Navigating a new growth course
Updated: 2013-04-18 10:30
By He Wei (China Daily)
A China Eastern Airlines' aircraft at Kunming International Airport. The carrier's revenue rose to 85.6 billion yuan ($13.8 billion) last year. [Provided to China Daily]
Carriers must look at multiple, diversified platforms to stay afloat, says top executive
"You can choose anything but aviation as your career choice" are not the words you would normally associate with an aviation industry expert. But Ma Xulun, general manager of China Eastern Airlines Co Ltd, seems more than justified when he makes this remark after more than two decades of service in an industry that has often been buffeted by severe bouts of turbulence.
During his long stint, which included time at China's flagship carrier, Air China Ltd, as president, Ma has seen many ups and downs in the aviation business, especially due to global upheaval.
"It is the stress that really takes its toll," 49-year-old Ma said, pointing to his fast-graying hair, in what is essentially a "high risk, high cost, but low return" job.
"Sound sleep is something that I often crave. But with my business so closely tied up with thousands of people's lives, I know that it is a dream and I need to be awake always," he said.
Ma's fears are not unfounded.

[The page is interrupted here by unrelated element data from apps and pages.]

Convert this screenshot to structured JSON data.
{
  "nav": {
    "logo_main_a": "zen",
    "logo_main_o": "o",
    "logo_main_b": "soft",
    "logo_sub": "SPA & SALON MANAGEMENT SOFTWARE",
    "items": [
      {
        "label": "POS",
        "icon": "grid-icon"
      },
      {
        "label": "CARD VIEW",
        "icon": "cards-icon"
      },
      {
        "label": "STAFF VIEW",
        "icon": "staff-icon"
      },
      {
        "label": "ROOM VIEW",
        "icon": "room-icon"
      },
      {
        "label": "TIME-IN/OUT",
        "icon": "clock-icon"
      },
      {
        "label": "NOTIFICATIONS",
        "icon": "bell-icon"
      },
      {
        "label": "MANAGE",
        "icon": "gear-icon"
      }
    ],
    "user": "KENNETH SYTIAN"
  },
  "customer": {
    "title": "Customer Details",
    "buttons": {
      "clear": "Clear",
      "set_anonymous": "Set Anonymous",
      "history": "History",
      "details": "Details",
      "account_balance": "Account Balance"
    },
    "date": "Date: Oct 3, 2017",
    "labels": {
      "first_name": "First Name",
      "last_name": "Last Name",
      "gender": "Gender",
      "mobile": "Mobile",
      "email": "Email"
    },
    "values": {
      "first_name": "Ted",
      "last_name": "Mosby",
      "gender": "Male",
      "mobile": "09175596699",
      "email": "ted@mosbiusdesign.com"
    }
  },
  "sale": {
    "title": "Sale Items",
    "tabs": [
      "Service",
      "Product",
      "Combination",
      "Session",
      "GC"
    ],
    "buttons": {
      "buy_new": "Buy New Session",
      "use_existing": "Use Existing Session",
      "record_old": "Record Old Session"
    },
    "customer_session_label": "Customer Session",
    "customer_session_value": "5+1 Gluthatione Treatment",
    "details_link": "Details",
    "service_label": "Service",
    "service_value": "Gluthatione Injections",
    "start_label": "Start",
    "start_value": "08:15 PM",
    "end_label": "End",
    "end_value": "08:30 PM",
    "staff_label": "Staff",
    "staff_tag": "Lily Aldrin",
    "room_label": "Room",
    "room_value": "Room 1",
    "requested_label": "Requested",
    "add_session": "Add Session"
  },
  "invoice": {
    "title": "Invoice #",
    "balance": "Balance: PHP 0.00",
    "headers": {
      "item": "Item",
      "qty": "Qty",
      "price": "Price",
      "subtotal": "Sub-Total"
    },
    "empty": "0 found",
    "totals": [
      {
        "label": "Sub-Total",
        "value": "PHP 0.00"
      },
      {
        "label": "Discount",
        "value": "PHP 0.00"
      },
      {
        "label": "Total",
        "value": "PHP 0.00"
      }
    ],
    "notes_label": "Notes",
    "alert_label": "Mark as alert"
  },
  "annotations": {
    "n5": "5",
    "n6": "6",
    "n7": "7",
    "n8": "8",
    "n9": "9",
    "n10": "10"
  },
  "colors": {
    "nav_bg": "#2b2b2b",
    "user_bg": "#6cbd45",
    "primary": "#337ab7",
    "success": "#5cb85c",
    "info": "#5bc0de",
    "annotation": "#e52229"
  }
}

The global aviation industry has been going through its worst phase, with sluggish demand and high fuel costs severely denting profit margins.

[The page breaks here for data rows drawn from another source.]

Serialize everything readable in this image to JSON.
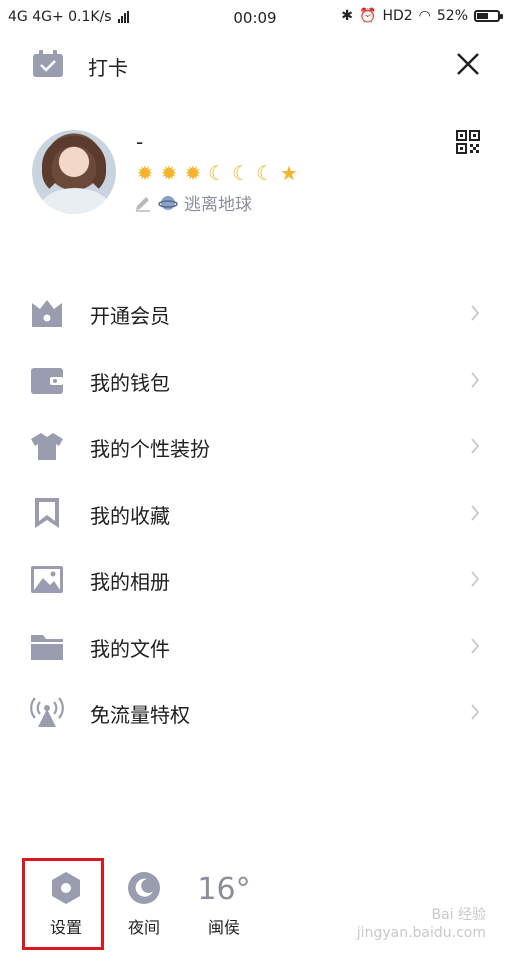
{
  "status_bar": {
    "left": "4G 4G+ 0.1K/s",
    "time": "00:09",
    "right": "HD2",
    "battery": "52%",
    "battery_level": 0.52
  },
  "header": {
    "title": "打卡",
    "close_icon": "close-icon",
    "checkin_icon": "calendar-check-icon"
  },
  "profile": {
    "nickname": "-",
    "levels": [
      "sun",
      "sun",
      "sun",
      "moon",
      "moon",
      "moon",
      "star"
    ],
    "status": "逃离地球",
    "qr_icon": "qr-code-icon"
  },
  "menu": {
    "items": [
      {
        "label": "开通会员",
        "icon": "crown-icon"
      },
      {
        "label": "我的钱包",
        "icon": "wallet-icon"
      },
      {
        "label": "我的个性装扮",
        "icon": "shirt-icon"
      },
      {
        "label": "我的收藏",
        "icon": "bookmark-icon"
      },
      {
        "label": "我的相册",
        "icon": "image-icon"
      },
      {
        "label": "我的文件",
        "icon": "folder-icon"
      },
      {
        "label": "免流量特权",
        "icon": "antenna-icon"
      }
    ]
  },
  "bottom_bar": {
    "settings_label": "设置",
    "night_label": "夜间",
    "weather_temp": "16°",
    "weather_city": "闽侯"
  },
  "watermark": {
    "line1": "Bai 经验",
    "line2": "jingyan.baidu.com"
  },
  "colors": {
    "icon": "#9a9cb0",
    "highlight": "#d9191f",
    "level": "#f3b429"
  }
}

The airlines sector managed to eke out a meager 1 percent growth in profit last year, according to the International Air Transport Association.
However, China Eastern has managed to buck the global trend. Not only is it working above the global average, but managed to clock revenues of 85.6 billion yuan ($13.8 billion), and profit of 3.43 billion yuan last year. The company's revenue and profit in 2011 was 83.97 billion yuan and 3.6 billion yuan respectively. Much of the credit for the carrier's success can be attributed to the hands-on and deft approach pioneered by Ma.